--- START ---

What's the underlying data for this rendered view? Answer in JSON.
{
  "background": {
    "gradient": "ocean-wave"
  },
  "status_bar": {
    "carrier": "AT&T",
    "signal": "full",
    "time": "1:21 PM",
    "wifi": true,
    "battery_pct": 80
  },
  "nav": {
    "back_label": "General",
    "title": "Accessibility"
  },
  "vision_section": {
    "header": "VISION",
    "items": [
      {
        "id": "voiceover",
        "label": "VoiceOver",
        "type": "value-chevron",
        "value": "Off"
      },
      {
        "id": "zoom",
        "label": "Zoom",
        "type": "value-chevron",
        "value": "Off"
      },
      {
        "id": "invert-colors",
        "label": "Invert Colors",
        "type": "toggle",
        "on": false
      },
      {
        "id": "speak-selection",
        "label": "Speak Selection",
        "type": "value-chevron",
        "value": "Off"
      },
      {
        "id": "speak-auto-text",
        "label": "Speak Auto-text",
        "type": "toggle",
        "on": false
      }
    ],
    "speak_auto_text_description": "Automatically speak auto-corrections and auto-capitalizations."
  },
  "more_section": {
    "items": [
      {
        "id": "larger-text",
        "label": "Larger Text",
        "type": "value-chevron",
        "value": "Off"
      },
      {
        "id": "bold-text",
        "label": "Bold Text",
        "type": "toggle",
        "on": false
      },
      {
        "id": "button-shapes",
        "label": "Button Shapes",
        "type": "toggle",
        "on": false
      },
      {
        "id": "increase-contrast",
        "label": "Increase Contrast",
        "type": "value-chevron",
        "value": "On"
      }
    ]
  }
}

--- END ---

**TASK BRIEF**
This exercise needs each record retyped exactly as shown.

**OUTPUT OF THE TASK**
What's the underlying data for this rendered view? Answer in JSON.
{
  "background": {
    "gradient": "ocean-wave"
  },
  "status_bar": {
    "carrier": "AT&T",
    "signal": "full",
    "time": "1:21 PM",
    "wifi": true,
    "battery_pct": 80
  },
  "nav": {
    "back_label": "General",
    "title": "Accessibility"
  },
  "vision_section": {
    "header": "VISION",
    "items": [
      {
        "id": "voiceover",
        "label": "VoiceOver",
        "type": "value-chevron",
        "value": "Off"
      },
      {
        "id": "zoom",
        "label": "Zoom",
        "type": "value-chevron",
        "value": "Off"
      },
      {
        "id": "invert-colors",
        "label": "Invert Colors",
        "type": "toggle",
        "on": false
      },
      {
        "id": "speak-selection",
        "label": "Speak Selection",
        "type": "value-chevron",
        "value": "Off"
      },
      {
        "id": "speak-auto-text",
        "label": "Speak Auto-text",
        "type": "toggle",
        "on": false
      }
    ],
    "speak_auto_text_description": "Automatically speak auto-corrections and auto-capitalizations."
  },
  "more_section": {
    "items": [
      {
        "id": "larger-text",
        "label": "Larger Text",
        "type": "value-chevron",
        "value": "Off"
      },
      {
        "id": "bold-text",
        "label": "Bold Text",
        "type": "toggle",
        "on": false
      },
      {
        "id": "button-shapes",
        "label": "Button Shapes",
        "type": "toggle",
        "on": false
      },
      {
        "id": "increase-contrast",
        "label": "Increase Contrast",
        "type": "value-chevron",
        "value": "On"
      }
    ]
  }
}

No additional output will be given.